Gongyu's new faculty position
Gongyu accepted a TTAP faculty position from Nankai University (NKU or Nankai, http://en.nankai.edu.cn/). A key multidisciplinary and research-oriented university directly under the jurisdiction of the Ministry of Education, Nankai University, is located in Tianjin on the coast of the sea of Bohai. Founded in 1919, Nankai has long been recognized as one of the most prestigious universities in China. NKU is especially well known for its economics, history, chemistry and mathematician researches and studies. The research produced within the department of chemistry is consistently ranked among top 5 lists of Chinese Universities and was ranked No. 1 according to statistics from the Ministry of Education in 2008. (Not a bad, gig, huh?)
Gongyu's future research
Gongyu's plan is to start up another "Li Research Group" - LimsLab - indicating the emphasis on MS research (Li-MS-Lab) and ion mobility spectrometry (Li-IMS-Lab). His research will focus on providing molecular basis and next-generation therapeutics for human disease. Of note, his group will pursue ultrafast-separation/MS-based in situ identification and rapid structural elucidation of human disease-linked bioactive molecules. The future LimsLab will integrate the individual benefits of 1) Ion Mobility-Mass Spectrometry, 2) In Situ Mass Spectrometry and 3) Targeted Proteomics, with specific interests in tackling technical issues such as offline identification, inadequate structural resolution and phase transition structural disruption.
When asked how his time in the Li Research Group benefited his budding career, Gongyu said, "My PhD research was focusing on in situ MS and my visiting research focused on IM-MS. The three years I have spent in the Li Research Group at UW-Madison have prepared me both technically and spiritually to pursue my own research goals. I was able to publish two important Nature Communications publications in 2019 and attended multiple international conferences with oral and poster presentations. I was fortunate to interact and communicate with a wide range of research pioneers with diverse research backgrounds. These academic and personal activities significantly improved my understanding of academic research and communication.
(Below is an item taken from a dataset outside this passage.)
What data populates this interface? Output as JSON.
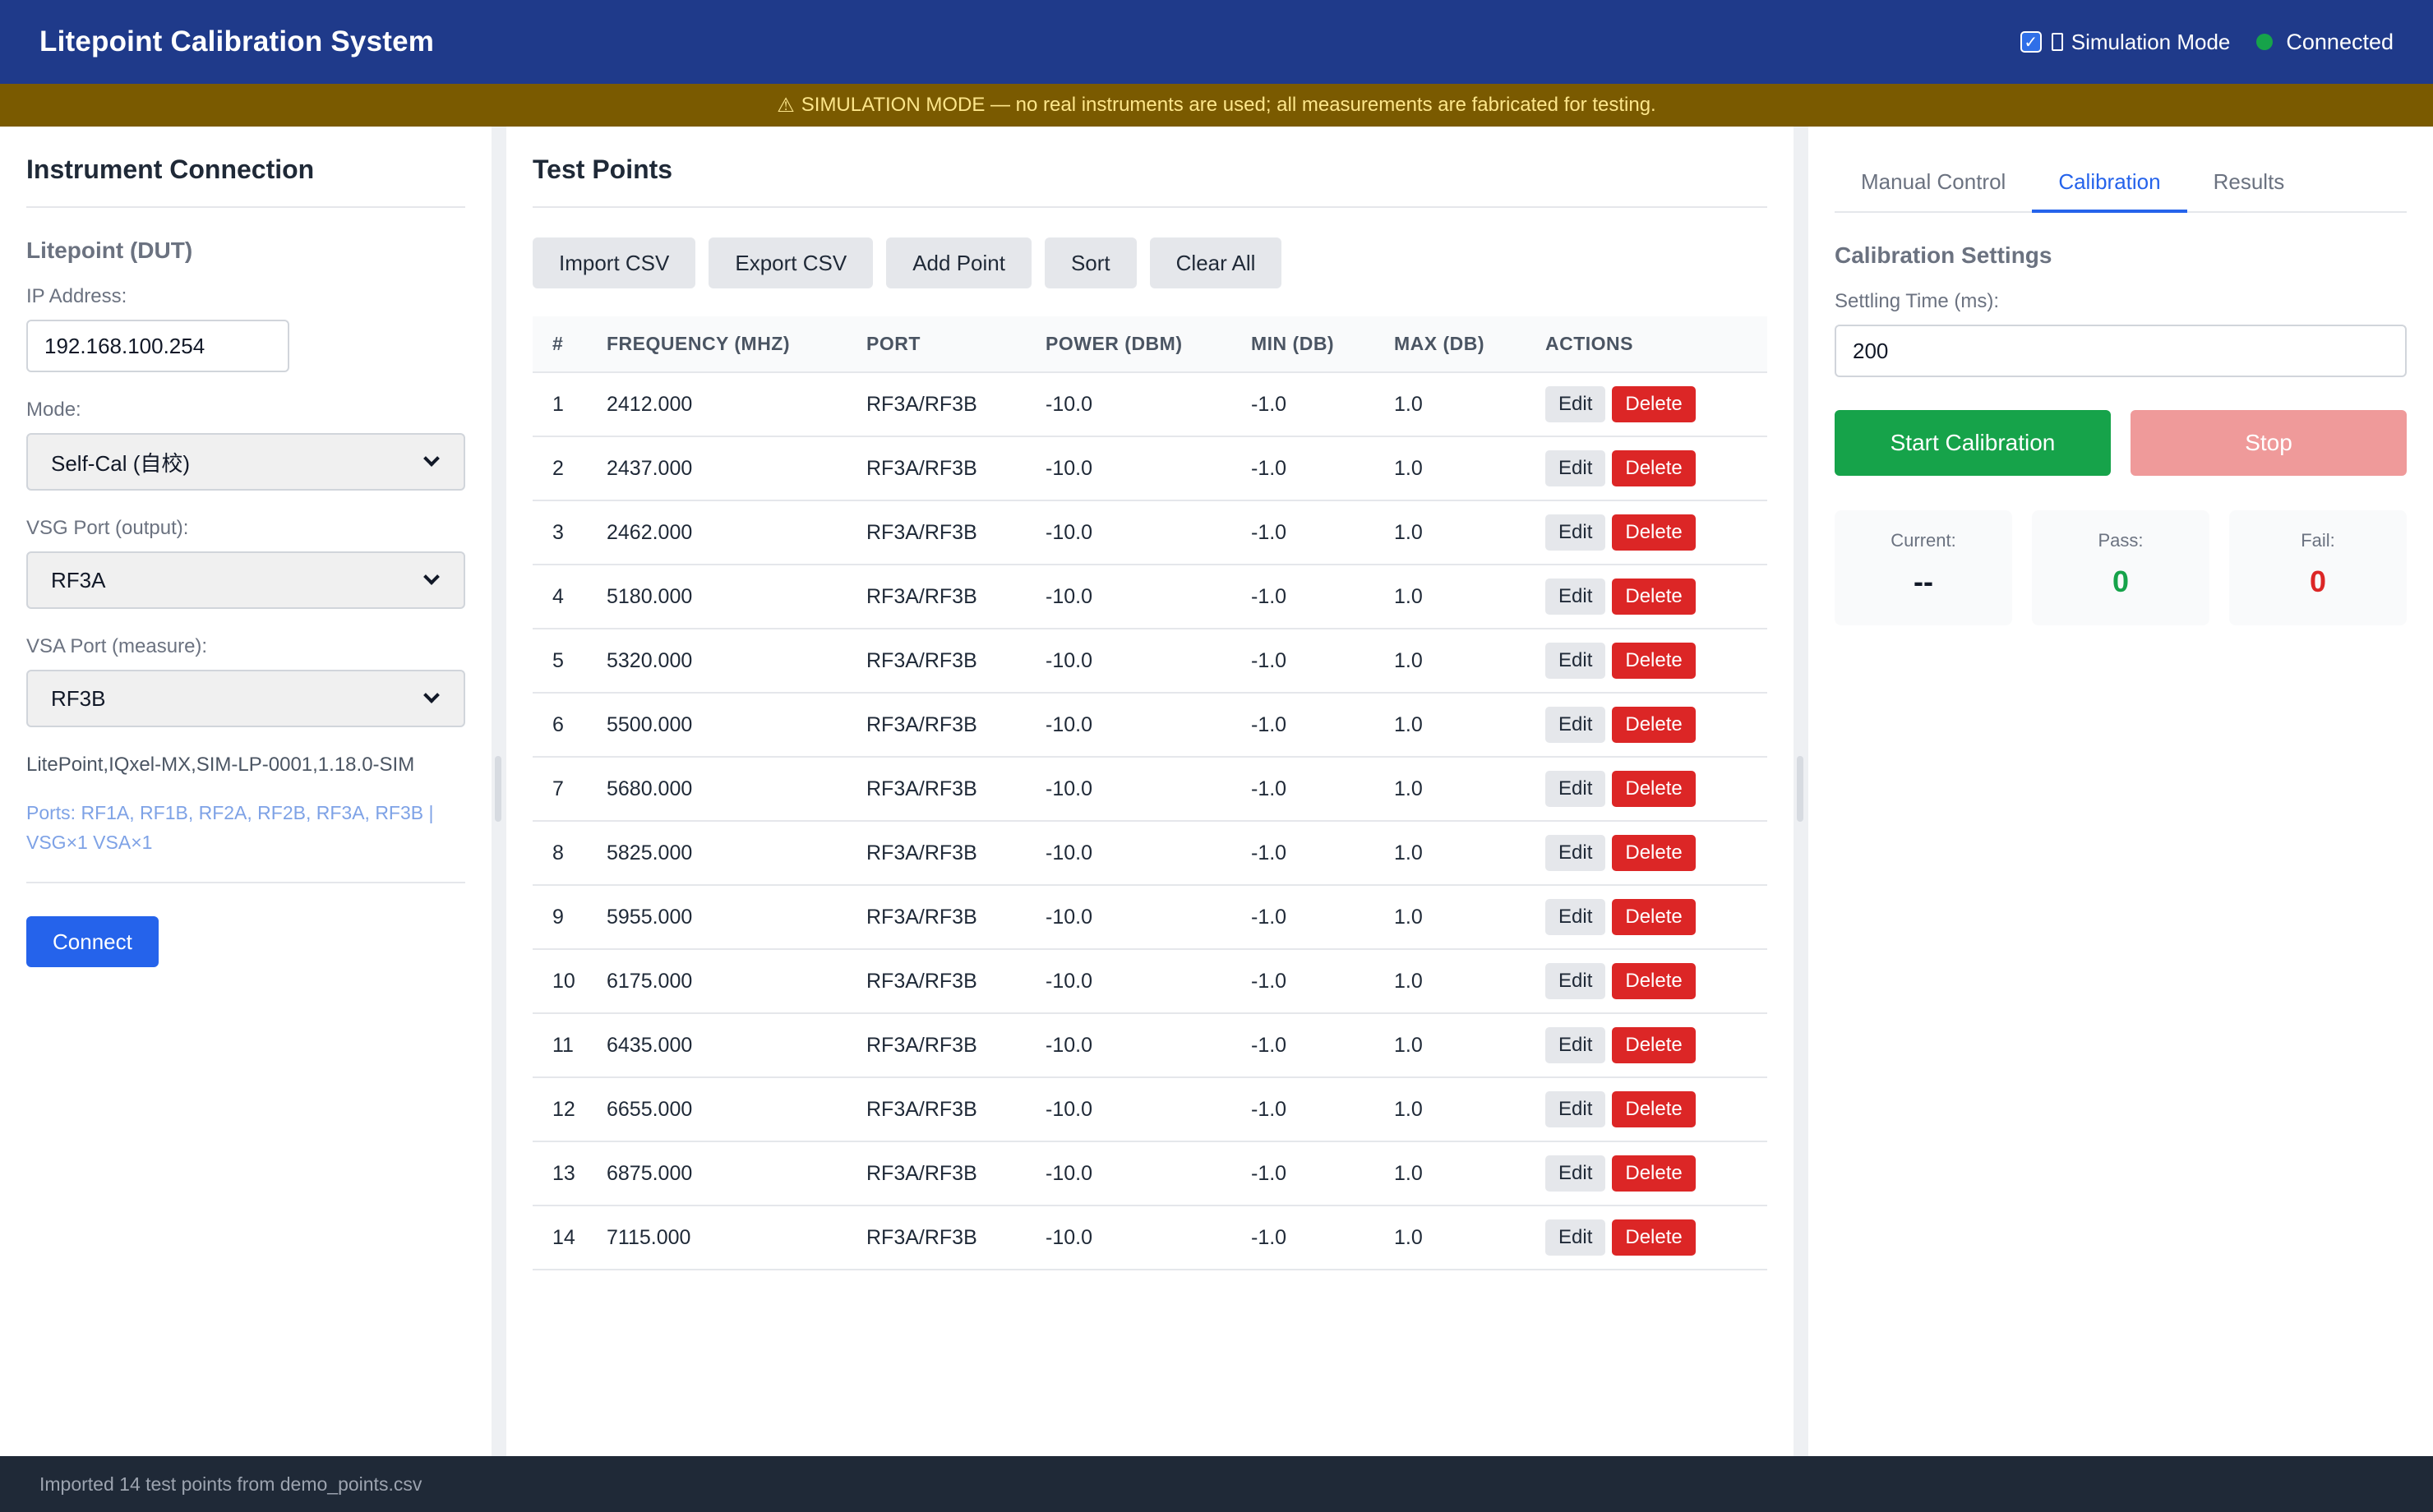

And I realize none of this would have been possible if not for the continuous support of Dr. Lingjun Li."
Advice for others
When asked for the advice he would give young researchers--especially those looking to go into academia, Gongyu listed four specific items: "1) Get solid data published as soon as you can, but stay hungry when you experience setbacks or receive unexpected preliminary data. 2) Try your best to make your research unique and then make it unique enough in your community (e.g. IM-MS). 3) All nice ideas come from reading - please keep comb the literature every day and anticipate collecting over 10,000 references in your library by the time you are ready to attend your thesis defense. 4) Check out how much raw data you have periodically (or at least annually). Make a bar chart to show your productivity over time since your first year as a fresh PhD student. You will be surprised how much you have grown."
The entire Li Research Group will be sad to see Gongyu leave. (We also think he will be sad to leave us..) But Gongyu and the new Li Lab - "LimsLab @ NKU" - welcomes you and anyone who is interested in human disease protein studies via native structural mass spectrometry (including ion mobility, in situ MS and targeted proteomics). Please contact Dr. Gongyu Li (email@example.com) for more discussions and opening positions (starting Feb 2021) in LimsLab @ NKU.
We are so proud of Gongyu and we cannot wait to see all that he accomplishes!